Symantec takes in Norton/Hamlet play

On the same day Symantec Corp. started shipping its Norton 360 flagship product the company was still at work preparing Hamlet, a code name for a software suite to be released in the second quarter of this year.

While Norton 360 is predominantly a retail endeavour, Hamlet includes technology from Sygate, which it bought two years ago, that manages the security of devices such as laptops and handhelds – often referred to as “end points” of the network that need to be protected.

Tony Brockman, a former Sygate executive who now works as Symantec’s technical product marketing manager, said IT departments are soon going to have to deal with employees who go out to buy products such as Palm Treos on their lunch hour and expect to get access to the corporate network. The range of devices entering the enterprise is going to make security policies more challenging to enforce, he said.

“These are going to become a vector of attack,” he said, holding up a USB drive before an audience of customers at an event in Caledon, Ont. last week. “I see these left behind at airports all the time and I often wonder: what’s on that thing?”

Hamlet will address this challenge by incorporating several product lines that are still sold independently today, Brockman said. Besides Sygate, Symantec also gained some endpoint management through its US$830-million acquisition last month of Altiris, whose configuration management tools also offer features around device discovery.

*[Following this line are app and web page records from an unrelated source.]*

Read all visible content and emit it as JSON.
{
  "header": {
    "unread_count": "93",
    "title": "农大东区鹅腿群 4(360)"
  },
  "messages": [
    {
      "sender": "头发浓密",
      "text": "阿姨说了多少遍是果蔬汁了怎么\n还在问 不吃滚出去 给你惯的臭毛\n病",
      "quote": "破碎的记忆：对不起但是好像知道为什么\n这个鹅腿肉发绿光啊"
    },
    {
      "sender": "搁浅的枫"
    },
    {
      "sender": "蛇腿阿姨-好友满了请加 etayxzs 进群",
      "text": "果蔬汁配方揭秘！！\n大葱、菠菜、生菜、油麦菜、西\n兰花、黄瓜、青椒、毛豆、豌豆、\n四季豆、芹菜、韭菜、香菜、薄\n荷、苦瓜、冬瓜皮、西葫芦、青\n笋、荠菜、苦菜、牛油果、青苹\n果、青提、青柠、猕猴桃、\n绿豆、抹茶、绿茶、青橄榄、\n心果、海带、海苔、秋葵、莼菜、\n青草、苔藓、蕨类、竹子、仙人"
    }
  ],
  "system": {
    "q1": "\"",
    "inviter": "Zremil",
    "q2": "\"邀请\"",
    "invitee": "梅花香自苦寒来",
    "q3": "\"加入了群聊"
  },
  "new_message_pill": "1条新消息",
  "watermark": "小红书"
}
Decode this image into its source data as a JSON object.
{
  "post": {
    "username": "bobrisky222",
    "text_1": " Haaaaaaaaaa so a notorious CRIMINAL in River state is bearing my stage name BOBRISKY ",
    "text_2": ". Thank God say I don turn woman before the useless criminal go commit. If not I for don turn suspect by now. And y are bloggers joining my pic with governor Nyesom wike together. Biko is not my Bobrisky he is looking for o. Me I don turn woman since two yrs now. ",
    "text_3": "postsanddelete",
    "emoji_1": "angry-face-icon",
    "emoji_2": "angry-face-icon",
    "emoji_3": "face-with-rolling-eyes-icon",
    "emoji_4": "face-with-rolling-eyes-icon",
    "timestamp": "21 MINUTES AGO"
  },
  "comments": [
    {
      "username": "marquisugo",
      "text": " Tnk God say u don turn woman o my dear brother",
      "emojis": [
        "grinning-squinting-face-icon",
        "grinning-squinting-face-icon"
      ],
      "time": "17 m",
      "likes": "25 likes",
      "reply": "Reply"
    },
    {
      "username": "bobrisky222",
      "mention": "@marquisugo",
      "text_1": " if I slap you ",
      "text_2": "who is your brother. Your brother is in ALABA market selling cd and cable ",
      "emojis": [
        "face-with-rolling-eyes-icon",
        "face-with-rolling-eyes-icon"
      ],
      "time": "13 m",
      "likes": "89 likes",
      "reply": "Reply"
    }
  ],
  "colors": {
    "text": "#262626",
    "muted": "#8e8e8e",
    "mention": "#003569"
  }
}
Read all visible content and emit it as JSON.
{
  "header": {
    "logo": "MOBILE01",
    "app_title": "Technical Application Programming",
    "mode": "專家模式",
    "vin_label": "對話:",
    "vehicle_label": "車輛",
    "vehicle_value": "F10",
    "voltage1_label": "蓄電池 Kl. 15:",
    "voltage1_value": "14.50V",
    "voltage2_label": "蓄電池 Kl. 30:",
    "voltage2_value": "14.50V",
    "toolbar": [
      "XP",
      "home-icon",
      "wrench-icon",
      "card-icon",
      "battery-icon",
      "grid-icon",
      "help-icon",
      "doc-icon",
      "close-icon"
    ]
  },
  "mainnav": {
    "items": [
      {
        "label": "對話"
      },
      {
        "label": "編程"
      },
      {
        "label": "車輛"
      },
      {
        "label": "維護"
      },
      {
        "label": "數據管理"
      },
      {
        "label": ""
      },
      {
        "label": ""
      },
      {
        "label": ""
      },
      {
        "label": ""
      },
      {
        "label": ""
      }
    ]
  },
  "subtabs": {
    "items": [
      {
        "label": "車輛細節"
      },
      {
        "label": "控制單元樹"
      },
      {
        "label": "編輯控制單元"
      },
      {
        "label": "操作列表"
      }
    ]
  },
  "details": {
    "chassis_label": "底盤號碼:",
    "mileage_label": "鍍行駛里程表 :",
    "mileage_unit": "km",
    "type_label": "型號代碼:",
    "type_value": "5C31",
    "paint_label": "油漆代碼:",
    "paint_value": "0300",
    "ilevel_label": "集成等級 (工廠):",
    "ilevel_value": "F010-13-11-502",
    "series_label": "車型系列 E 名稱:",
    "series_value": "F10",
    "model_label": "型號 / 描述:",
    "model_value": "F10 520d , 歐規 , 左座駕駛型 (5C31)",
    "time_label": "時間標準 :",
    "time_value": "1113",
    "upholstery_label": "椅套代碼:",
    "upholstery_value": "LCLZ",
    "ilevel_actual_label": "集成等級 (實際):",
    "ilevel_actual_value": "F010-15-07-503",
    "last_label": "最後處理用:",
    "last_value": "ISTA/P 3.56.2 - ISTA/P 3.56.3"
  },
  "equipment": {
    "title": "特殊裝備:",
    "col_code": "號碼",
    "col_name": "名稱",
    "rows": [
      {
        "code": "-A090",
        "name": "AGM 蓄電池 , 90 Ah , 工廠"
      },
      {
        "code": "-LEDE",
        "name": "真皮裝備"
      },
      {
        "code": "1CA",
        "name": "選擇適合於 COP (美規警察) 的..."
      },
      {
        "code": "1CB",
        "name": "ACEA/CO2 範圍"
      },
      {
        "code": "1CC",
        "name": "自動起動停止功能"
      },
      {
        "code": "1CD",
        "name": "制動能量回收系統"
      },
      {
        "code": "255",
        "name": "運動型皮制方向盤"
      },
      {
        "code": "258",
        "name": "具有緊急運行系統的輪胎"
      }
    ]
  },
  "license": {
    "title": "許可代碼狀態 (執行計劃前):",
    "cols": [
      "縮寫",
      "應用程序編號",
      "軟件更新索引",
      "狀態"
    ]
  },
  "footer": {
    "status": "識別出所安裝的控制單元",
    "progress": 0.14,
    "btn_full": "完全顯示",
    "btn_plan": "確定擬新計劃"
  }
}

“You’re going to see something that will offer a more holistic approach to security,” he said. “We know that you’re tired of point solutions.”

David Senf, a software analyst from Toronto-based research firm IDC Canada who presented at the Symantec event, also said enterprises were tired of tackling their security challenges in bits and pieces.

“They’ve been really bipolar about it,” he said. “They’re either buying suites or they’re doing it themselves.”

Symantec is counting on the suite approach as it focuses on five key areas, said vice-president of product marketing John Magee. These include IT operations, security management, information risk management and compliance. Endpoint security is emerging as a priority because the line between an enterprise device and a consumer device is blurring.

“People are the new perimeter,” he said. “It’s a lot more difficult to take the old lock-down-the-firewall approach. Wherever the user is, that’s where the security needs to be.”

Symantec also used the customer event to conduct a survey of its Canadian customers, the results of which will be made available for them to benchmark their own security practices versus those of their peers, execs said. The company is planning similar events later this year in Quebec, among other locations.

The Norton 360 combines all of Symantec’s threat protection programs such as anti-spyware, firewall, intrusion protection, anti-phishing, backup and tuneup into one package.

The company said it wants to eliminate the need to purchase and manage multiple products.

The suggested retail price of Norton 360 is US$79.99 (includes one-year service subscription to use the product and receive Symantec’s protection updates). Norton 360 can be installed on up to three PCs.

Comment: [email protected]

Would you recommend this article?


Thanks for taking the time to let us know what you think of this article!
We'd love to hear your opinion about this or any other story you read in our publication.

Jim Love, Chief Content Officer, IT World Canada

Featured Download

Shane Schick
Shane Schick
Your guide to the ongoing story of how technology is changing the world

Related Tech News

Featured Tech Jobs


CDN in your inbox

CDN delivers a critical analysis of the competitive landscape detailing both the challenges and opportunities facing solution providers. CDN's email newsletter details the most important news and commentary from the channel.